* [The task] Below are entries to reproduce exactly, apart from their pictures.
*** Opening Data excerpts ***
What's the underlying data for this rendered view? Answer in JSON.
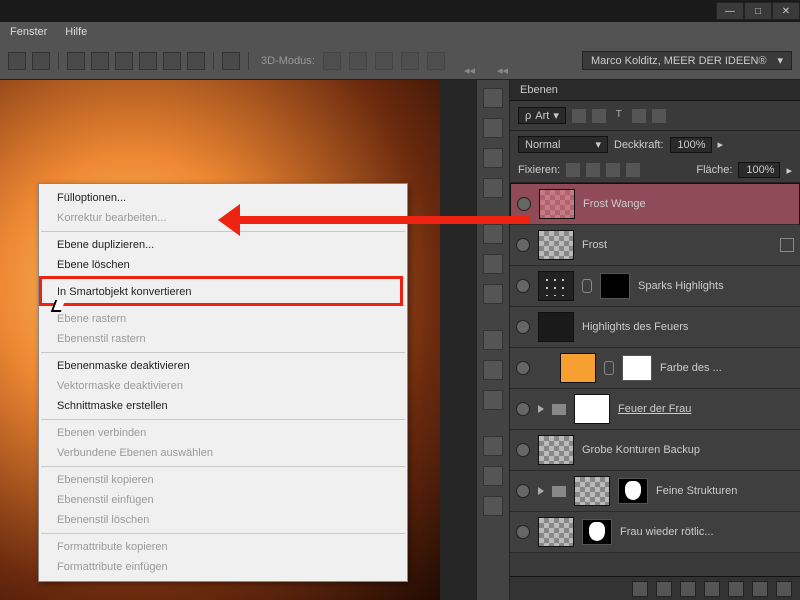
{
  "menubar": {
    "items": [
      "Fenster",
      "Hilfe"
    ]
  },
  "optionsbar": {
    "mode_label": "3D-Modus:",
    "user": "Marco Kolditz, MEER DER IDEEN®"
  },
  "context_menu": {
    "groups": [
      [
        {
          "label": "Fülloptionen...",
          "enabled": true
        },
        {
          "label": "Korrektur bearbeiten...",
          "enabled": false
        }
      ],
      [
        {
          "label": "Ebene duplizieren...",
          "enabled": true
        },
        {
          "label": "Ebene löschen",
          "enabled": true
        }
      ],
      [
        {
          "label": "In Smartobjekt konvertieren",
          "enabled": true,
          "highlight": true
        }
      ],
      [
        {
          "label": "Ebene rastern",
          "enabled": false
        },
        {
          "label": "Ebenenstil rastern",
          "enabled": false
        }
      ],
      [
        {
          "label": "Ebenenmaske deaktivieren",
          "enabled": true
        },
        {
          "label": "Vektormaske deaktivieren",
          "enabled": false
        },
        {
          "label": "Schnittmaske erstellen",
          "enabled": true
        }
      ],
      [
        {
          "label": "Ebenen verbinden",
          "enabled": false
        },
        {
          "label": "Verbundene Ebenen auswählen",
          "enabled": false
        }
      ],
      [
        {
          "label": "Ebenenstil kopieren",
          "enabled": false
        },
        {
          "label": "Ebenenstil einfügen",
          "enabled": false
        },
        {
          "label": "Ebenenstil löschen",
          "enabled": false
        }
      ],
      [
        {
          "label": "Formattribute kopieren",
          "enabled": false
        },
        {
          "label": "Formattribute einfügen",
          "enabled": false
        }
      ]
    ]
  },
  "layers_panel": {
    "title": "Ebenen",
    "filter": "Art",
    "blend_mode": "Normal",
    "opacity_label": "Deckkraft:",
    "opacity_value": "100%",
    "lock_label": "Fixieren:",
    "fill_label": "Fläche:",
    "fill_value": "100%",
    "layers": [
      {
        "name": "Frost Wange",
        "selected": true,
        "thumb": "red"
      },
      {
        "name": "Frost",
        "thumb": "checker",
        "extra": "box"
      },
      {
        "name": "Sparks Highlights",
        "thumb": "sparks",
        "link": true,
        "mask": "black"
      },
      {
        "name": "Highlights des Feuers",
        "thumb": "dark"
      },
      {
        "name": "Farbe des ...",
        "thumb": "orange",
        "indent": true,
        "link": true,
        "mask": "white"
      },
      {
        "name": "Feuer der Frau",
        "thumb": "white",
        "folder": true,
        "underline": true
      },
      {
        "name": "Grobe Konturen Backup",
        "thumb": "checker"
      },
      {
        "name": "Feine Strukturen",
        "folder": true,
        "mask": "sp"
      },
      {
        "name": "Frau wieder rötlic...",
        "mask": "sp"
      }
    ]
  }
}
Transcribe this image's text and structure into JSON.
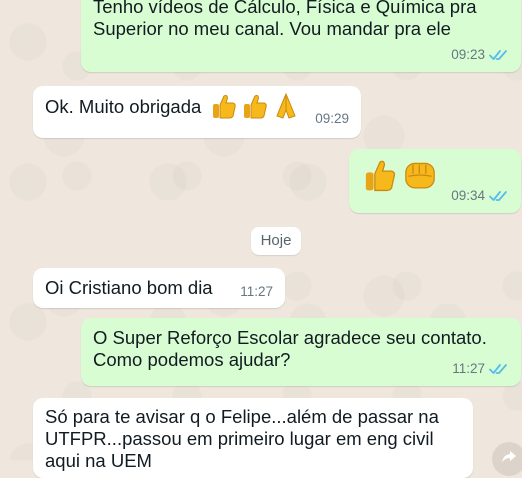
{
  "colors": {
    "incoming_bg": "#ffffff",
    "outgoing_bg": "#d9fdd3",
    "read_tick": "#53bdeb",
    "timestamp": "#667781",
    "wallpaper": "#efe7dd"
  },
  "messages": [
    {
      "direction": "outgoing",
      "text": "Tenho vídeos de Cálculo, Física e Química pra\nSuperior no meu canal. Vou mandar pra ele",
      "time": "09:23",
      "status_icon": "double-check-read-icon"
    },
    {
      "direction": "incoming",
      "text": "Ok. Muito obrigada",
      "emojis": [
        "thumbs-up",
        "thumbs-up",
        "folded-hands"
      ],
      "time": "09:29"
    },
    {
      "direction": "outgoing",
      "text": "",
      "emojis": [
        "thumbs-up",
        "oncoming-fist"
      ],
      "time": "09:34",
      "status_icon": "double-check-read-icon"
    },
    {
      "direction": "incoming",
      "text": "Oi Cristiano bom dia",
      "time": "11:27"
    },
    {
      "direction": "outgoing",
      "text": "O Super Reforço Escolar agradece seu contato.\nComo podemos ajudar?",
      "time": "11:27",
      "status_icon": "double-check-read-icon"
    },
    {
      "direction": "incoming",
      "text": "Só para te avisar q o Felipe...além de passar na\nUTFPR...passou em primeiro lugar em eng civil\naqui na UEM"
    }
  ],
  "day_separator": "Hoje"
}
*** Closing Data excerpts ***
* [Result for this task]
What's the underlying data for this rendered view? Answer in JSON.
{
  "menubar": {
    "items": [
      "Fenster",
      "Hilfe"
    ]
  },
  "optionsbar": {
    "mode_label": "3D-Modus:",
    "user": "Marco Kolditz, MEER DER IDEEN®"
  },
  "context_menu": {
    "groups": [
      [
        {
          "label": "Fülloptionen...",
          "enabled": true
        },
        {
          "label": "Korrektur bearbeiten...",
          "enabled": false
        }
      ],
      [
        {
          "label": "Ebene duplizieren...",
          "enabled": true
        },
        {
          "label": "Ebene löschen",
          "enabled": true
        }
      ],
      [
        {
          "label": "In Smartobjekt konvertieren",
          "enabled": true,
          "highlight": true
        }
      ],
      [
        {
          "label": "Ebene rastern",
          "enabled": false
        },
        {
          "label": "Ebenenstil rastern",
          "enabled": false
        }
      ],
      [
        {
          "label": "Ebenenmaske deaktivieren",
          "enabled": true
        },
        {
          "label": "Vektormaske deaktivieren",
          "enabled": false
        },
        {
          "label": "Schnittmaske erstellen",
          "enabled": true
        }
      ],
      [
        {
          "label": "Ebenen verbinden",
          "enabled": false
        },
        {
          "label": "Verbundene Ebenen auswählen",
          "enabled": false
        }
      ],
      [
        {
          "label": "Ebenenstil kopieren",
          "enabled": false
        },
        {
          "label": "Ebenenstil einfügen",
          "enabled": false
        },
        {
          "label": "Ebenenstil löschen",
          "enabled": false
        }
      ],
      [
        {
          "label": "Formattribute kopieren",
          "enabled": false
        },
        {
          "label": "Formattribute einfügen",
          "enabled": false
        }
      ]
    ]
  },
  "layers_panel": {
    "title": "Ebenen",
    "filter": "Art",
    "blend_mode": "Normal",
    "opacity_label": "Deckkraft:",
    "opacity_value": "100%",
    "lock_label": "Fixieren:",
    "fill_label": "Fläche:",
    "fill_value": "100%",
    "layers": [
      {
        "name": "Frost Wange",
        "selected": true,
        "thumb": "red"
      },
      {
        "name": "Frost",
        "thumb": "checker",
        "extra": "box"
      },
      {
        "name": "Sparks Highlights",
        "thumb": "sparks",
        "link": true,
        "mask": "black"
      },
      {
        "name": "Highlights des Feuers",
        "thumb": "dark"
      },
      {
        "name": "Farbe des ...",
        "thumb": "orange",
        "indent": true,
        "link": true,
        "mask": "white"
      },
      {
        "name": "Feuer der Frau",
        "thumb": "white",
        "folder": true,
        "underline": true
      },
      {
        "name": "Grobe Konturen Backup",
        "thumb": "checker"
      },
      {
        "name": "Feine Strukturen",
        "folder": true,
        "mask": "sp"
      },
      {
        "name": "Frau wieder rötlic...",
        "mask": "sp"
      }
    ]
  }
}
Transcribe this image's text and structure into JSON.
{
  "colors": {
    "incoming_bg": "#ffffff",
    "outgoing_bg": "#d9fdd3",
    "read_tick": "#53bdeb",
    "timestamp": "#667781",
    "wallpaper": "#efe7dd"
  },
  "messages": [
    {
      "direction": "outgoing",
      "text": "Tenho vídeos de Cálculo, Física e Química pra\nSuperior no meu canal. Vou mandar pra ele",
      "time": "09:23",
      "status_icon": "double-check-read-icon"
    },
    {
      "direction": "incoming",
      "text": "Ok. Muito obrigada",
      "emojis": [
        "thumbs-up",
        "thumbs-up",
        "folded-hands"
      ],
      "time": "09:29"
    },
    {
      "direction": "outgoing",
      "text": "",
      "emojis": [
        "thumbs-up",
        "oncoming-fist"
      ],
      "time": "09:34",
      "status_icon": "double-check-read-icon"
    },
    {
      "direction": "incoming",
      "text": "Oi Cristiano bom dia",
      "time": "11:27"
    },
    {
      "direction": "outgoing",
      "text": "O Super Reforço Escolar agradece seu contato.\nComo podemos ajudar?",
      "time": "11:27",
      "status_icon": "double-check-read-icon"
    },
    {
      "direction": "incoming",
      "text": "Só para te avisar q o Felipe...além de passar na\nUTFPR...passou em primeiro lugar em eng civil\naqui na UEM"
    }
  ],
  "day_separator": "Hoje"
}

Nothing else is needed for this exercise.